Best wishes

Dave Armstrong said...

I'm glad you are amused. Unfortunately, you are amused about an attitude that is not my own. For example, in one of my papers on the topic, I wrote:

++++++

Some folks seem to think that it is "anti-Protestant" or "anti-Luther" or otherwise thoroughly unsavory and impolite, or even unecumenical to even ask this question, yet it is undeniably a valid issue, with many historians coming down on the affirmative regarding the matter. Nor is it improper and outrageous to opine that the existence of such things, if documented, might have some small degree of effect on the man's theology. It certainly could be the case. . ..
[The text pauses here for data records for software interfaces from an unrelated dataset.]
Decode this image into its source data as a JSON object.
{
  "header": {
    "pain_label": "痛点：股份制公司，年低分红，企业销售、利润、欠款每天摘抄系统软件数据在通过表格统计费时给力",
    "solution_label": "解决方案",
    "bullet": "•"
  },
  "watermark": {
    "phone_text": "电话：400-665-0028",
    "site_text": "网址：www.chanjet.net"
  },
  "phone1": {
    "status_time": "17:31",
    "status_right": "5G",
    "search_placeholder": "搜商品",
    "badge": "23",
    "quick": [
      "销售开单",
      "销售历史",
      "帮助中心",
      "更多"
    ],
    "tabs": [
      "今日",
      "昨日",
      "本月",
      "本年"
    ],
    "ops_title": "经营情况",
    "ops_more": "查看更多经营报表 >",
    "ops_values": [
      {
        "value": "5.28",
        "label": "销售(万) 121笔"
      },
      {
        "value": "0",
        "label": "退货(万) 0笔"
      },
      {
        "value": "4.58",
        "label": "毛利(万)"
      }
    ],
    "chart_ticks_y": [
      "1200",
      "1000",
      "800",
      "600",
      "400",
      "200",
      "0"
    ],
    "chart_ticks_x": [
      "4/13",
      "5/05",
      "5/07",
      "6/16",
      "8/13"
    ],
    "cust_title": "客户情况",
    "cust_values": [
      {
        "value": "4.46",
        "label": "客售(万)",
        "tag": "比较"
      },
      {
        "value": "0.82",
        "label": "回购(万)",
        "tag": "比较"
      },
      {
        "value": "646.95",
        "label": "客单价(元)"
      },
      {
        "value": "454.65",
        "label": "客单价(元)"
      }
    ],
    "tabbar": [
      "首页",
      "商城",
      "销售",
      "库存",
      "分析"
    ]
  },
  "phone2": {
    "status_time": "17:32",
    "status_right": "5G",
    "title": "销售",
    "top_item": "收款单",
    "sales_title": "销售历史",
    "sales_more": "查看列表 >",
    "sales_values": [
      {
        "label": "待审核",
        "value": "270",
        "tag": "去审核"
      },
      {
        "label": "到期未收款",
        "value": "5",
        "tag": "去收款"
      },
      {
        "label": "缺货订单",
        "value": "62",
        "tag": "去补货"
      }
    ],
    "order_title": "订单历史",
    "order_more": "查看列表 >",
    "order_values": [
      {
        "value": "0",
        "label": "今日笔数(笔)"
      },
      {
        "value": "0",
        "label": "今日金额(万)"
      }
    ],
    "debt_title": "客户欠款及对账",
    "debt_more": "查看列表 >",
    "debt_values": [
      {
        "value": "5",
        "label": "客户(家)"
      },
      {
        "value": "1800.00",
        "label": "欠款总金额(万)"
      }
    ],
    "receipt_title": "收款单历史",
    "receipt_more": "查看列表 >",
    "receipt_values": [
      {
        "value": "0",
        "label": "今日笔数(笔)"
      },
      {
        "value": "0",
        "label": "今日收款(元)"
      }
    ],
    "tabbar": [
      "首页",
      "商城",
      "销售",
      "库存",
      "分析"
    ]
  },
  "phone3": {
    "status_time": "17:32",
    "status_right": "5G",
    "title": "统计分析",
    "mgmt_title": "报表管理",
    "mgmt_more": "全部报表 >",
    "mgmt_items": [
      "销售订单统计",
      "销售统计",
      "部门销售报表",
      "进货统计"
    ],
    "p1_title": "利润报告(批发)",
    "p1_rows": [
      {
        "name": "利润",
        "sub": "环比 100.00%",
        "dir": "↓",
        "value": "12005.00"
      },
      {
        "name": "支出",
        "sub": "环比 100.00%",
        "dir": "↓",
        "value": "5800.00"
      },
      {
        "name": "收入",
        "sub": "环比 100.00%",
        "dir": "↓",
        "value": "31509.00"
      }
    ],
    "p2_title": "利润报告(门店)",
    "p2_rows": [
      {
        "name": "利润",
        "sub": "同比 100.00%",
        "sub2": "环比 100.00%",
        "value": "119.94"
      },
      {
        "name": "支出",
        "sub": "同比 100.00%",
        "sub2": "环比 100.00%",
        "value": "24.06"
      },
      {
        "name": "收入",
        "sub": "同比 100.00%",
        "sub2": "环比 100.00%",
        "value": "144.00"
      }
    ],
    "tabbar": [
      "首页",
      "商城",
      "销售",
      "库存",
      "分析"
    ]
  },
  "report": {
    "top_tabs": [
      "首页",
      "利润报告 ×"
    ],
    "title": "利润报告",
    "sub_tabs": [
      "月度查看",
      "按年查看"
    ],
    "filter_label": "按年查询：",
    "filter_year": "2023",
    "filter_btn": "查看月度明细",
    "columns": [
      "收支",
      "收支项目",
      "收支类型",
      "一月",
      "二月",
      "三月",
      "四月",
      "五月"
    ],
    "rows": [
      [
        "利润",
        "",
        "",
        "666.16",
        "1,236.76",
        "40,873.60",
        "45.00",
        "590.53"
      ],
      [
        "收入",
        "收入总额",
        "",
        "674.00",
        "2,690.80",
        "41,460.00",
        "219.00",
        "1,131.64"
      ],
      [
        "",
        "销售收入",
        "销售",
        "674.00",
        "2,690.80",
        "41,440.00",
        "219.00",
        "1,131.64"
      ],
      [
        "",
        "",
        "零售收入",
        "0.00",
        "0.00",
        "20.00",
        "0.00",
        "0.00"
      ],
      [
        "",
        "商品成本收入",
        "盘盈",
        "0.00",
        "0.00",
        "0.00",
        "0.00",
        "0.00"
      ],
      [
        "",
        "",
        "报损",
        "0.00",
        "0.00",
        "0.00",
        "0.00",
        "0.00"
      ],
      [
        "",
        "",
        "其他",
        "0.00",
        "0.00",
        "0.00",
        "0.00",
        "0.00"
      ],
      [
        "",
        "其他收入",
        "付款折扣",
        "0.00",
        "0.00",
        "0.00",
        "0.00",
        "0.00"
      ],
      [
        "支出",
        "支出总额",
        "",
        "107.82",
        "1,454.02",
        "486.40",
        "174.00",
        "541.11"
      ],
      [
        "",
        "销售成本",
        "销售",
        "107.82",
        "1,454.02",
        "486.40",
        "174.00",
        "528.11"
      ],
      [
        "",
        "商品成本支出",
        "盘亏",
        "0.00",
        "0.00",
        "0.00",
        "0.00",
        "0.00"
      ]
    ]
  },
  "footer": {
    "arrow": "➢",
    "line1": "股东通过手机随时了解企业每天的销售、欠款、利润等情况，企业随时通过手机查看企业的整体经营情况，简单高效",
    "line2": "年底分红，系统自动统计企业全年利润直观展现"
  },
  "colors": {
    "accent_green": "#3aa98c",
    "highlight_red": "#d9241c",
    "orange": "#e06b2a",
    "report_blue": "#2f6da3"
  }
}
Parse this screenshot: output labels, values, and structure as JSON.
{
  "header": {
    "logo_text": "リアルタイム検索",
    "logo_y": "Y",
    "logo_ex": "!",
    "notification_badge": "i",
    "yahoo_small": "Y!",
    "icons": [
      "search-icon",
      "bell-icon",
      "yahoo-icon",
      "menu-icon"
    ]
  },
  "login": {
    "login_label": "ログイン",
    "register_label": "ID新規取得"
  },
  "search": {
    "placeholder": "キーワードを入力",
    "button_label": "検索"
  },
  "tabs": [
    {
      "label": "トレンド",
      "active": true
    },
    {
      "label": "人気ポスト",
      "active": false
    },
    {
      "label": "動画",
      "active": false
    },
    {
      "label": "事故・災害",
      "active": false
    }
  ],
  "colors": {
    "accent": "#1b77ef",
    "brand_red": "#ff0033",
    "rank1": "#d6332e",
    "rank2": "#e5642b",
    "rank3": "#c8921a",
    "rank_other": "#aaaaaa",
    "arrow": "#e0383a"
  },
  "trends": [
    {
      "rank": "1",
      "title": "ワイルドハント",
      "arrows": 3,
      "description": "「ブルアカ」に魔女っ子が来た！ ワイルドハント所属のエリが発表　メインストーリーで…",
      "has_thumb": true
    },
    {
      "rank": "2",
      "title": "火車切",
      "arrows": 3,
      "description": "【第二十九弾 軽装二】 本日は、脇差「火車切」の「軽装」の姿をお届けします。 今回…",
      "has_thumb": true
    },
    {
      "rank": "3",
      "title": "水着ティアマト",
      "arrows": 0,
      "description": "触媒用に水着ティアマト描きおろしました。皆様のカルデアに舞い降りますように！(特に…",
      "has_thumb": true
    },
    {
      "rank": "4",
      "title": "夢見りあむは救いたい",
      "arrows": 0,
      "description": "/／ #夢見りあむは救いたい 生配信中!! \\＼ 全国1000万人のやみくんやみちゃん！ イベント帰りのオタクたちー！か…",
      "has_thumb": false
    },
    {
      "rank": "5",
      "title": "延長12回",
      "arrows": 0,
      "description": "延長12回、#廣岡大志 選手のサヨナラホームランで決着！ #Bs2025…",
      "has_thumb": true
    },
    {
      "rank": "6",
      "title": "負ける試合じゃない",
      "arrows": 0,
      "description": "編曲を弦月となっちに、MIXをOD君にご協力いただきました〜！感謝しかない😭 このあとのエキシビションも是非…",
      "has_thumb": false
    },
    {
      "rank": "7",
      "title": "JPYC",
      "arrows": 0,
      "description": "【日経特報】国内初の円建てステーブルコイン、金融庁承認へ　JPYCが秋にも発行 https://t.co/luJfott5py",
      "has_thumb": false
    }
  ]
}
That said, I approach the topic as predominantly an interesting historical question. Previously I dealt with this to some extent in a paper, citing non-Catholic historians. I don't judge the man, if indeed he suffered from significant psychological difficulties (as appears to be the case), in all likelihood caused by (as we now know) biochemical imbalances. I'm the parent of two special needs children, and I surely don't blame them or look down on them because of factors beyond their own control. Moreover, I experienced at one period in my life, in 1977 (though never since) a severe and prolonged clinical depression, so I know what it is like from the "inside."

http://socrates58.blogspot.com/2007/07/did-martin-luther-suffer-from-probably.html

Dave Armstrong said...

In a second paper, I wrote:

++++++

It is plausible (at least to some degree) to assert a connection between his psychological state(s) and his theological positions. This doesn't have to be designed or construed as "anti-Luther" at all. It's simply common sense: our experiences are part of the overall matrix or framework in which we form and cultivate our theological beliefs.

I hasten to add that I wouldn't hold serious depression or wrestling with the devil or the dark night of the soul, or tormented conscience per se against anyone, having experienced, years ago, severe depression and existential angst myself (shortly after that I converted to evangelical Protestantism and have never experienced it again). . . .

Therefore, it is unimportant to me in the scheme of things, that Luther had such struggles. On the other hand, he attempts to co-opt St. Paul (so typical of the Protestant approach) as experiencing the same spiritual angst and concern and uncertainty concerning a gracious God. He clearly projects his own experience onto Paul. But this is manifestly untrue: Paul was very different in this regard from Luther . . .

http://socrates58.blogspot.com/2006/06/luthers-frequent-depression-spiritual.html

Next time, I hope you read a bit more carefully before publicly misrepresenting the view of another.